    Obviously God the Father completely dominated Christ’s thinking. He influenced all of the Son’s conduct. He occupied the prior place in all His affections. He was ever in His mind and on His lips.

    One of the half-truths which plagues Christians is the old saying, What you are speaks so loud, I cannot hear what you say. It is true, one’s actions should correspond with one’s words. But we can really only comprehend what a person’s inner thoughts and life are like by what he says.
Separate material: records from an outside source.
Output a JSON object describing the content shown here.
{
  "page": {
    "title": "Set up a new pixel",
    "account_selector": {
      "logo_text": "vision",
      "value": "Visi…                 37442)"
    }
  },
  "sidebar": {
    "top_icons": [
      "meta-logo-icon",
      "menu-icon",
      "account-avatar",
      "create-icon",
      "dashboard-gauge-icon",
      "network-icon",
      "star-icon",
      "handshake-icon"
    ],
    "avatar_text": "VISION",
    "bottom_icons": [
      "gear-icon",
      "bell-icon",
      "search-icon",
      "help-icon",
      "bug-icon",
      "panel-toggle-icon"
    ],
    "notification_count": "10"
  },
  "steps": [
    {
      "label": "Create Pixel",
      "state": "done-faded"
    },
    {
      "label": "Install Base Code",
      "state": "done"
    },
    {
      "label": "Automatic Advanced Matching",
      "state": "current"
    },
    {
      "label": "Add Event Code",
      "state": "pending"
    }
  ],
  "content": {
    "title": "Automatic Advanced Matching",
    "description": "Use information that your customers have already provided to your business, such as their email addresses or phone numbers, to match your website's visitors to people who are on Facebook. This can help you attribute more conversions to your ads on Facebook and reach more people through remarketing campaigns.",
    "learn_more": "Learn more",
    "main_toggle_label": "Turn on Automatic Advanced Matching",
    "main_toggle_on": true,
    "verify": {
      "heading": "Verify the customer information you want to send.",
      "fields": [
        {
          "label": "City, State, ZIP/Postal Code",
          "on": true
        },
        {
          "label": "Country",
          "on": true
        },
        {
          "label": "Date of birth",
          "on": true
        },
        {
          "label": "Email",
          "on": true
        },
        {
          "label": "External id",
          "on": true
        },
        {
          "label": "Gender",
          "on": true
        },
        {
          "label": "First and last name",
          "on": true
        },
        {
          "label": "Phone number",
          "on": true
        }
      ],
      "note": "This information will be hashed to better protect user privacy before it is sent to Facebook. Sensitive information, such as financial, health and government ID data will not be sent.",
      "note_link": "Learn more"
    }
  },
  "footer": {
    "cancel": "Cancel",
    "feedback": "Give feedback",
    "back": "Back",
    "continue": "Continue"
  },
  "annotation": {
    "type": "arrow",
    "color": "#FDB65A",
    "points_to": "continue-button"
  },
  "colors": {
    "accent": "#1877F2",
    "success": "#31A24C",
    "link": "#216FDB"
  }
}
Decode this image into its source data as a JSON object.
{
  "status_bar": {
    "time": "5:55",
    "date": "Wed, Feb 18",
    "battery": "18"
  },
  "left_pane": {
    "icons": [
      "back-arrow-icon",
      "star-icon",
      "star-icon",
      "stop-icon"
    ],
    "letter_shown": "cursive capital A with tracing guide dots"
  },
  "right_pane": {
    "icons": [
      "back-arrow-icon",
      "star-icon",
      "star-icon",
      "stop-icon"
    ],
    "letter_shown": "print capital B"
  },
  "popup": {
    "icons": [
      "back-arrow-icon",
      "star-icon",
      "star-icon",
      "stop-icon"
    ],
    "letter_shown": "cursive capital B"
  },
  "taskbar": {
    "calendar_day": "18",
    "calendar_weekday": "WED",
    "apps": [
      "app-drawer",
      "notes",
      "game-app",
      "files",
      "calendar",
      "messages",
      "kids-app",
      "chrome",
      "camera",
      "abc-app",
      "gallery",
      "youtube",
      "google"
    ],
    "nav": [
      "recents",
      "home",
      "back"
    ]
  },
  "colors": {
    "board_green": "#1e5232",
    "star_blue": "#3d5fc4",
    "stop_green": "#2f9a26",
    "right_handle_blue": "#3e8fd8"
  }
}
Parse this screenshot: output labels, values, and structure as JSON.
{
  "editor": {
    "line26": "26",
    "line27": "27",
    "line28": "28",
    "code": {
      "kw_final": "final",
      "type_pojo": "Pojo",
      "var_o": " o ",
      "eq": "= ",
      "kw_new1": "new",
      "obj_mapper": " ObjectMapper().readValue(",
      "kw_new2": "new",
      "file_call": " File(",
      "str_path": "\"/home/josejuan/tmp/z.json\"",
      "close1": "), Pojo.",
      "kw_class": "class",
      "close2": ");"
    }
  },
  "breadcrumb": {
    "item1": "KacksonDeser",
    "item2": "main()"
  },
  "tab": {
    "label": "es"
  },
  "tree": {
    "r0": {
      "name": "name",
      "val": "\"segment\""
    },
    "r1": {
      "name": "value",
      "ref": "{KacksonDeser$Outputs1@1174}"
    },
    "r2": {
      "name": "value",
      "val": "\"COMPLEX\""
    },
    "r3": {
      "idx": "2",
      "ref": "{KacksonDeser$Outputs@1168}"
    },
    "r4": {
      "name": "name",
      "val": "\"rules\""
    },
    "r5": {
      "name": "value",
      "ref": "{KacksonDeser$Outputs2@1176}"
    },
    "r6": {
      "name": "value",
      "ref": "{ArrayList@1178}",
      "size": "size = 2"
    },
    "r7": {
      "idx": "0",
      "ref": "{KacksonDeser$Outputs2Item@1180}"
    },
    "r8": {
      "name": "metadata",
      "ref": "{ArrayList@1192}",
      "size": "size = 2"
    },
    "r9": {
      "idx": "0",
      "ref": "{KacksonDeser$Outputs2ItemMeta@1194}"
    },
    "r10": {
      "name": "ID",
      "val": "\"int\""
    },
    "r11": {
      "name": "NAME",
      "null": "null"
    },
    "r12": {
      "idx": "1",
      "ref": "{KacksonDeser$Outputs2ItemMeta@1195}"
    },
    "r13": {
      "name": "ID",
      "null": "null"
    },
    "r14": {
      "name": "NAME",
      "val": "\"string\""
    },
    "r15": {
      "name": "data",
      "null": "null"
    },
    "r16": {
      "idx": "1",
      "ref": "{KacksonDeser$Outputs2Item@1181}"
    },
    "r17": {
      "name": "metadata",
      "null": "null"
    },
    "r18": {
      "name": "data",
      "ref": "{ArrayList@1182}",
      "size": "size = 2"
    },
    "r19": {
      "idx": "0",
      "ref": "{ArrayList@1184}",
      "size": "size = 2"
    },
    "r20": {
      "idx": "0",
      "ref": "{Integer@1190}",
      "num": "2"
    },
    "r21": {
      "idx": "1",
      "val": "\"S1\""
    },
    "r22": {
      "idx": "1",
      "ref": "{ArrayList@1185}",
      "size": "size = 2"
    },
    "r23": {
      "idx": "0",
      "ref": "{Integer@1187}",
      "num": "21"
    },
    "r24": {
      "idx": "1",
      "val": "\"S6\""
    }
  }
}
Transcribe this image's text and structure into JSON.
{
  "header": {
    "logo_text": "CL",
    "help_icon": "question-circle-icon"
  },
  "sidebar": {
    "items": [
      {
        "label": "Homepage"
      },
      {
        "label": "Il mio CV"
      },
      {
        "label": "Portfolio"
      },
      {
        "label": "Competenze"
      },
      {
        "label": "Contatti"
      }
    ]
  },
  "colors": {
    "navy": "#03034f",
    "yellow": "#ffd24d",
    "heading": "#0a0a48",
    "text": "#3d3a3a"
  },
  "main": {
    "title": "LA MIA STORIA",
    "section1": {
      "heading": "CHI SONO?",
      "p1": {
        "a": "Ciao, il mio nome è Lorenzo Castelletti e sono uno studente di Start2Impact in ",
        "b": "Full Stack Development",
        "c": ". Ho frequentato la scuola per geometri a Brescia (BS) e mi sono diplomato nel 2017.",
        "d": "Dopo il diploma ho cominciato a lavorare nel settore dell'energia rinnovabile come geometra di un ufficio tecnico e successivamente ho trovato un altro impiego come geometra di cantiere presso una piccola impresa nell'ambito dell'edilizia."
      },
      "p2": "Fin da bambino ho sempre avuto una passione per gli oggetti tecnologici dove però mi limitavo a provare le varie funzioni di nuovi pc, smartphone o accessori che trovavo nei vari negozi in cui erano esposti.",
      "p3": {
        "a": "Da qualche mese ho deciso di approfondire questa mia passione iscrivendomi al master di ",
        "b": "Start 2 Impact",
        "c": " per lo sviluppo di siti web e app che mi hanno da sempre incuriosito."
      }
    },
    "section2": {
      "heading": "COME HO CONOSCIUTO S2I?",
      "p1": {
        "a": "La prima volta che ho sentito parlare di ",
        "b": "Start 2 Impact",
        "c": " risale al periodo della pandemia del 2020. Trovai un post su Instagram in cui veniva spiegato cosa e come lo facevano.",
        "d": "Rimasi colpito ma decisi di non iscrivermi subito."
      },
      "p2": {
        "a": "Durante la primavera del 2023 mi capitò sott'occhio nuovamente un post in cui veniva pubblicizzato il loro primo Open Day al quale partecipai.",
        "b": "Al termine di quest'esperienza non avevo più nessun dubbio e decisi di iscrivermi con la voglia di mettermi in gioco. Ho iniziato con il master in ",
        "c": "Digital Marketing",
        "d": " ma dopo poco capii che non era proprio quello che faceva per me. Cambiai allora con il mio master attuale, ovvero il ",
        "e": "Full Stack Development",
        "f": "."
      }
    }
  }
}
For out of the abundance of the heart the mouth speaketh (Matt. 12:34).

    So if we are to fully grasp Christ’s innermost thoughts and concepts of God as Father, we must, of necessity, pay careful attention to what He said about Him, as well as observe how Christ conducted Himself before His Father.

    Jesus stated emphatically, He that hath seen me hath seen the Father (John 14:9). And we are most grateful for this personal, open revelation of God to us mortal men. In addition to His impeccable life, lived out before us on the stage of human affairs, we have as well His precepts and parables given to us for illumination. They are an endeavor to have us fully appreciate what God our Father is like.

    There is no doubt that when Christ addressed God as His Father, it was in the full and splendid relationship of perfect Sonship. There was complete understanding. There was absolute agreement. There was total unity and harmony. There was deep delight.

    But for us there is not always this open and unclouded approach to our Father.

    We are haunted by our own misgivings. We are sometimes uneasy because of our own misconduct. We come rather gingerly because of our guilt. We wonder if we really will be understood because we are not sure we even understand ourselves. And often we question secretly if we will even be accepted.

    Because of all this, it is essential to a reassuring and satisfying relationship with God that we study what His character is like. Unless we do begin to grasp what kind of person God is, we shall never fully develop a simple, strong confidence in Him. Yet, this is what He wants from us more than anything else, our trust and affection as His children.

    The most outstanding attribute of our Father God is His love. There is a quality of selflessness and altruism to His character which is almost foreign to our finite human concept of love. So much of our love is self-centered. Often we are loving only when such conduct serves our own ends or satisfies our own selfish impulses.

    With God, however, there is a love of magnificent and unchanging proportions. His care and concern and affection for us are not dependent upon His moods or our good behavior or our response to His overtures. Rather, it flows out to us in a clear, pure, powerful stream that has as its source and strength His own great heart of love. It is constant and unconditional.

    Evidence of this lies in the fact that He Himself was willing to pay the penalty for our misdeeds. For God was in Christ reconciling the wayward world to Himself, not charging men’s transgressions to their account (2 Cor. 5:19). And this He did for us through the death of His own dear Son

    Enjoying the preview?
    Page 1 of 1